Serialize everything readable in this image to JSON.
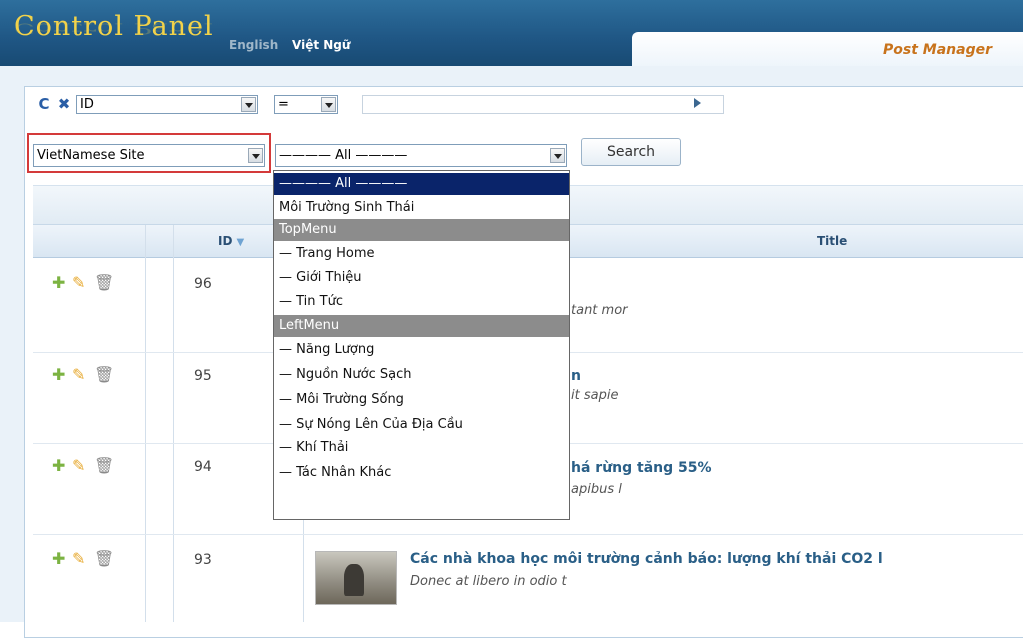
{
  "header": {
    "logo": "Control Panel",
    "lang_en": "English",
    "lang_vi": "Việt Ngữ",
    "active_tab": "Post Manager"
  },
  "toolbar": {
    "refresh_icon": "refresh-icon",
    "cancel_icon": "close-icon",
    "field_select": "ID",
    "operator_select": "=",
    "filter_value": "",
    "site_select": "VietNamese Site",
    "category_select": "———— All ————",
    "search_label": "Search"
  },
  "grid": {
    "col_id": "ID",
    "col_title": "Title",
    "rows": [
      {
        "id": "96",
        "title": "",
        "desc": "tant mor"
      },
      {
        "id": "95",
        "title": "n",
        "desc": "it sapie"
      },
      {
        "id": "94",
        "title": "há rừng tăng 55%",
        "desc": "apibus l"
      },
      {
        "id": "93",
        "title": "Các nhà khoa học môi trường cảnh báo: lượng khí thải CO2 l",
        "desc": "Donec at libero in odio t"
      }
    ]
  },
  "dropdown": {
    "items": [
      {
        "label": "———— All ————",
        "kind": "selected"
      },
      {
        "label": "Môi Trường Sinh Thái",
        "kind": "option"
      },
      {
        "label": "TopMenu",
        "kind": "group"
      },
      {
        "label": "— Trang Home",
        "kind": "option"
      },
      {
        "label": "— Giới Thiệu",
        "kind": "option"
      },
      {
        "label": "— Tin Tức",
        "kind": "option"
      },
      {
        "label": "LeftMenu",
        "kind": "group"
      },
      {
        "label": "— Năng Lượng",
        "kind": "option"
      },
      {
        "label": "— Nguồn Nước Sạch",
        "kind": "option"
      },
      {
        "label": "— Môi Trường Sống",
        "kind": "option"
      },
      {
        "label": "— Sự Nóng Lên Của Địa Cầu",
        "kind": "option"
      },
      {
        "label": "— Khí Thải",
        "kind": "option"
      },
      {
        "label": "— Tác Nhân Khác",
        "kind": "option"
      }
    ]
  },
  "colors": {
    "header_blue": "#1f5684",
    "logo_gold": "#f2d24a",
    "tab_orange": "#c8731c",
    "highlight_red": "#d43a3a",
    "selected_navy": "#0a246a",
    "group_gray": "#8c8c8c",
    "title_blue": "#2a5f87"
  }
}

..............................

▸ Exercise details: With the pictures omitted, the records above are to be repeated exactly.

▸ The completed task:
Serialize everything readable in this image to JSON.
{
  "header": {
    "logo": "Control Panel",
    "lang_en": "English",
    "lang_vi": "Việt Ngữ",
    "active_tab": "Post Manager"
  },
  "toolbar": {
    "refresh_icon": "refresh-icon",
    "cancel_icon": "close-icon",
    "field_select": "ID",
    "operator_select": "=",
    "filter_value": "",
    "site_select": "VietNamese Site",
    "category_select": "———— All ————",
    "search_label": "Search"
  },
  "grid": {
    "col_id": "ID",
    "col_title": "Title",
    "rows": [
      {
        "id": "96",
        "title": "",
        "desc": "tant mor"
      },
      {
        "id": "95",
        "title": "n",
        "desc": "it sapie"
      },
      {
        "id": "94",
        "title": "há rừng tăng 55%",
        "desc": "apibus l"
      },
      {
        "id": "93",
        "title": "Các nhà khoa học môi trường cảnh báo: lượng khí thải CO2 l",
        "desc": "Donec at libero in odio t"
      }
    ]
  },
  "dropdown": {
    "items": [
      {
        "label": "———— All ————",
        "kind": "selected"
      },
      {
        "label": "Môi Trường Sinh Thái",
        "kind": "option"
      },
      {
        "label": "TopMenu",
        "kind": "group"
      },
      {
        "label": "— Trang Home",
        "kind": "option"
      },
      {
        "label": "— Giới Thiệu",
        "kind": "option"
      },
      {
        "label": "— Tin Tức",
        "kind": "option"
      },
      {
        "label": "LeftMenu",
        "kind": "group"
      },
      {
        "label": "— Năng Lượng",
        "kind": "option"
      },
      {
        "label": "— Nguồn Nước Sạch",
        "kind": "option"
      },
      {
        "label": "— Môi Trường Sống",
        "kind": "option"
      },
      {
        "label": "— Sự Nóng Lên Của Địa Cầu",
        "kind": "option"
      },
      {
        "label": "— Khí Thải",
        "kind": "option"
      },
      {
        "label": "— Tác Nhân Khác",
        "kind": "option"
      }
    ]
  },
  "colors": {
    "header_blue": "#1f5684",
    "logo_gold": "#f2d24a",
    "tab_orange": "#c8731c",
    "highlight_red": "#d43a3a",
    "selected_navy": "#0a246a",
    "group_gray": "#8c8c8c",
    "title_blue": "#2a5f87"
  }
}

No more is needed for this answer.